By lap 21 both Mercedes cars were already starting to struggle on their new rubber as Verstappen was faster despite still being on the tyres he started the race on and it was clear that Red Bull’s strategy and Verstappen’s management of his tyres were really starting to pay dividends.
Red Bull pit stop practice before a strong race day performance
On the 27th tour Verstappen pitted for medium rubber, but quickly regained the lead from Bottas with a superb manoeuvre around the outside at Luffield. Then, just a handful of laps later the pair both headed down the pitlane again for hard tyres, with Hamilton inheriting the lead on increasingly worn rubber. It was highly unlikely that the championship leader could have survived to the end of the Grand Prix and, with ten laps remaining, his team pitted him for hard tyres.
Rejoining in fourth position, Hamilton passed Ferrari’s Charles Leclerc and then Bottas, who was struggling on older tyres, and so the podium trio at the chequered flag comprised of Verstappen and the Mercedes duo, with Hamilton picking up the extra point for fastest lap. Leclerc was delighted to finish a fine fourth after a one-stop strategy and fifth place for Alex Albon gave further reason for a party within the Red Bull bubble afterwards. It also hardly went unnoticed that Lance Stroll and Hülkenberg finished a strong sixth and seventh for Racing Point.
Daniel Ricciardo, displaying an F1 driver’s muscular neck, finished a disappointing 14th for Renault
Next up in this second tripleheader of races on consecutive weekends comes the Spanish Grand Prix and so, as soon as the chequered flag had flown at Silverstone, the teams were already busy packing up, ready to relocate south to the Circuit de Barcelona-Catalunya.
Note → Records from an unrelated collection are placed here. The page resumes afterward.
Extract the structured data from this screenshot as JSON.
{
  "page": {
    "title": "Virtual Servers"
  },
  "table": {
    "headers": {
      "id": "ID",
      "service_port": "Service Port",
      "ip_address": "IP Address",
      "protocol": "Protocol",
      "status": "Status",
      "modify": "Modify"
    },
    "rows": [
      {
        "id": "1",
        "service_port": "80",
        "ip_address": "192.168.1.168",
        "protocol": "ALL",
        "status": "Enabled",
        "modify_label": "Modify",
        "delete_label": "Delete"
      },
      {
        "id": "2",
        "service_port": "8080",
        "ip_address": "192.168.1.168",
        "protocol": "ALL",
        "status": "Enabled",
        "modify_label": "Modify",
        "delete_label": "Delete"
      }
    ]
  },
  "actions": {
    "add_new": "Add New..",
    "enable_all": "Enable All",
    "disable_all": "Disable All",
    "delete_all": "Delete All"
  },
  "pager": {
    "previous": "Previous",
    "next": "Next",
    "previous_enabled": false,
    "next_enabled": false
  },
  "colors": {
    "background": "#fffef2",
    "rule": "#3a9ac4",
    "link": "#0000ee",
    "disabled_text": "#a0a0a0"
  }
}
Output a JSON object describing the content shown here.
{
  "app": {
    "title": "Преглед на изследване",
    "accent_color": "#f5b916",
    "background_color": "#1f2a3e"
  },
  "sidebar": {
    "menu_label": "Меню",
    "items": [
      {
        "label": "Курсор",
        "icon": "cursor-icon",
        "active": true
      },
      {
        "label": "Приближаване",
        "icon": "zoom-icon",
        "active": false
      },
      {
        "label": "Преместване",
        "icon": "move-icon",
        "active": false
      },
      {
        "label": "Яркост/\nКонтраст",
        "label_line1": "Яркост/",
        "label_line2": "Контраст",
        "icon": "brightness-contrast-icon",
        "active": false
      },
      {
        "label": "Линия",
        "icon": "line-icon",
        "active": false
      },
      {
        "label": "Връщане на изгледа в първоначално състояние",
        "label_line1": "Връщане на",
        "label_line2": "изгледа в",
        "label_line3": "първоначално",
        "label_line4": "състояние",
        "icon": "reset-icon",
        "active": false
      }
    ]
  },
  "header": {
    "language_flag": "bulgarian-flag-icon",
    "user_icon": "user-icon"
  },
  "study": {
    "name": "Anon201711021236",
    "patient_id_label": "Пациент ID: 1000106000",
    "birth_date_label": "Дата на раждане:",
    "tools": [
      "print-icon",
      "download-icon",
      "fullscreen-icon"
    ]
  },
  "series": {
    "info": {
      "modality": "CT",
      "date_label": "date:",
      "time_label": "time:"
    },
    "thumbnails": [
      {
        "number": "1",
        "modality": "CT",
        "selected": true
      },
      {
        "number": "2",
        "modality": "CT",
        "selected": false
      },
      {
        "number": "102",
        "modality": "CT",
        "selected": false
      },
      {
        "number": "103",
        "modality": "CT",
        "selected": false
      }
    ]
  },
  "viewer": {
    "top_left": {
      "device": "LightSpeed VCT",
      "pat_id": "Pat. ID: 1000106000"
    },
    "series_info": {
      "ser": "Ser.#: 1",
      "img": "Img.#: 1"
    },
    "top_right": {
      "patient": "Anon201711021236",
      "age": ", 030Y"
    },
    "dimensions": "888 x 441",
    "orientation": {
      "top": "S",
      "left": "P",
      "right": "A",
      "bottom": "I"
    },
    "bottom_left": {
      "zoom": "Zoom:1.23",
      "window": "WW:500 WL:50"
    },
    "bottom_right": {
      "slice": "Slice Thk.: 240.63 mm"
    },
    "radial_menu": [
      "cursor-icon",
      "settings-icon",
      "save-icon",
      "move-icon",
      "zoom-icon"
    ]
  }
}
This of course is subject to the difficult pandemic situation in that part of the world still allowing Formula 1 to travel there and hold a full race weekend and also subject to France not closing its border with Spain as so much is transported by road between Grands Prix in Europe.
Mercedes had very much proved to be quickest at Barcelona in pre-season testing, but we shouldn’t have long to wait to see whether at least Red Bull can keep taking the fight to them.
2020 Formula 1 70th Anniversary Grand Prix
1 Max Verstappen (Red Bull) 1hr19m41.993s
2 Lewis Hamilton (Mercedes) +11.326s
3 Valtteri Bottas (Mercedes) +19.231s
4 Charles Leclerc (Ferrari) +29.289s
5 Alex Albon (Red Bull) +39.146s
6 Lance Stroll (Racing Point) +42.538s
7 Nico Hülkenberg (Racing Point) +55.951s
8 Esteban Ocon (Renault) +1m4.773s
9 Lando Norris (McLaren) +1m5.544s
10 Daniel Kvyat (AlphaTauri) +1m9.669s
11 Pierre Gasly (AlphaTauri) +1m10.642s
12 Sebastian Vettel (Ferrari) +1m13.370s
13 Carlos Sainz (McLaren) +1m14.070s
14 Daniel Ricciardo (Renault) One Lap
15 Kimi Räikkönen (Alfa Romeo) One Lap
16 Romain Grosjean (Haas) One Lap
17 Antonio Giovinazzi (Alfa Romeo) One Lap
18 George Russell (Williams) One Lap
19 Nicholas Latifi (Williams) One Lap
20 Kevin Magnussen (Haas) Retired
2020 Formula 1 Drivers Championship
1 Lewis Hamilton 107
2 Max Verstappen 77
3 Valtteri Bottas 73
2020 Formula 1 Constructors Championship
1 Mercedes 180
2 Red Bull 113
3 Ferrari 55